#### Task details
Records appear below. Give all of them again, exactly.

Records from a data collection
= = = = =

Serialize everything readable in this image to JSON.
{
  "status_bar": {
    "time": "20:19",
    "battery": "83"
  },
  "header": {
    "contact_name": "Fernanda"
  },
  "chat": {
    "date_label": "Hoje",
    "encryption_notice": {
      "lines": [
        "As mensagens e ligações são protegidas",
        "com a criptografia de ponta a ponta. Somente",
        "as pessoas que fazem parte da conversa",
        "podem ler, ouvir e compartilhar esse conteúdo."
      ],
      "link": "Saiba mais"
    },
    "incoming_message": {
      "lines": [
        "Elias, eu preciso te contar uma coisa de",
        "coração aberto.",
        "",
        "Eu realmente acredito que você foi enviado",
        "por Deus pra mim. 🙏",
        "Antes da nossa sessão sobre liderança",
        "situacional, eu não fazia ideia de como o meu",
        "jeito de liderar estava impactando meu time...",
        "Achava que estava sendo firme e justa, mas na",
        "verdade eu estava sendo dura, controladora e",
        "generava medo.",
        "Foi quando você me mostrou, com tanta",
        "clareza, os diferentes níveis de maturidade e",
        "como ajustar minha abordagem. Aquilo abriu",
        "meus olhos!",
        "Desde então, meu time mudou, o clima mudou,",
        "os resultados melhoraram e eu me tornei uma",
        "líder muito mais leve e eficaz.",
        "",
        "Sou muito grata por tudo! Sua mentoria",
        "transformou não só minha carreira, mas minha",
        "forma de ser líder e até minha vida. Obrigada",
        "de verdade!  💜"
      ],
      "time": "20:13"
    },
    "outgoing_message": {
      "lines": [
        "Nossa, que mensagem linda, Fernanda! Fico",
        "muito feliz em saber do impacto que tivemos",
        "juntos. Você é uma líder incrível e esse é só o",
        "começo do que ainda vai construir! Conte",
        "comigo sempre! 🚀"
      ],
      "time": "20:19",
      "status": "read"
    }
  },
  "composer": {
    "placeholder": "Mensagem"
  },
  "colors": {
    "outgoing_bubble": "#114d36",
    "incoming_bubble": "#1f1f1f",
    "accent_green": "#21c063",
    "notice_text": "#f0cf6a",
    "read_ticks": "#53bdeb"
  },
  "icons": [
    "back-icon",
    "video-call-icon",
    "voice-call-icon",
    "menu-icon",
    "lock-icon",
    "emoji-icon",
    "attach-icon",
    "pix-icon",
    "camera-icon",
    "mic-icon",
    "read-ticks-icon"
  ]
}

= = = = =

#### Result
Serialize everything readable in this image to JSON.
{
  "status_bar": {
    "time": "20:19",
    "battery": "83"
  },
  "header": {
    "contact_name": "Fernanda"
  },
  "chat": {
    "date_label": "Hoje",
    "encryption_notice": {
      "lines": [
        "As mensagens e ligações são protegidas",
        "com a criptografia de ponta a ponta. Somente",
        "as pessoas que fazem parte da conversa",
        "podem ler, ouvir e compartilhar esse conteúdo."
      ],
      "link": "Saiba mais"
    },
    "incoming_message": {
      "lines": [
        "Elias, eu preciso te contar uma coisa de",
        "coração aberto.",
        "",
        "Eu realmente acredito que você foi enviado",
        "por Deus pra mim. 🙏",
        "Antes da nossa sessão sobre liderança",
        "situacional, eu não fazia ideia de como o meu",
        "jeito de liderar estava impactando meu time...",
        "Achava que estava sendo firme e justa, mas na",
        "verdade eu estava sendo dura, controladora e",
        "generava medo.",
        "Foi quando você me mostrou, com tanta",
        "clareza, os diferentes níveis de maturidade e",
        "como ajustar minha abordagem. Aquilo abriu",
        "meus olhos!",
        "Desde então, meu time mudou, o clima mudou,",
        "os resultados melhoraram e eu me tornei uma",
        "líder muito mais leve e eficaz.",
        "",
        "Sou muito grata por tudo! Sua mentoria",
        "transformou não só minha carreira, mas minha",
        "forma de ser líder e até minha vida. Obrigada",
        "de verdade!  💜"
      ],
      "time": "20:13"
    },
    "outgoing_message": {
      "lines": [
        "Nossa, que mensagem linda, Fernanda! Fico",
        "muito feliz em saber do impacto que tivemos",
        "juntos. Você é uma líder incrível e esse é só o",
        "começo do que ainda vai construir! Conte",
        "comigo sempre! 🚀"
      ],
      "time": "20:19",
      "status": "read"
    }
  },
  "composer": {
    "placeholder": "Mensagem"
  },
  "colors": {
    "outgoing_bubble": "#114d36",
    "incoming_bubble": "#1f1f1f",
    "accent_green": "#21c063",
    "notice_text": "#f0cf6a",
    "read_ticks": "#53bdeb"
  },
  "icons": [
    "back-icon",
    "video-call-icon",
    "voice-call-icon",
    "menu-icon",
    "lock-icon",
    "emoji-icon",
    "attach-icon",
    "pix-icon",
    "camera-icon",
    "mic-icon",
    "read-ticks-icon"
  ]
}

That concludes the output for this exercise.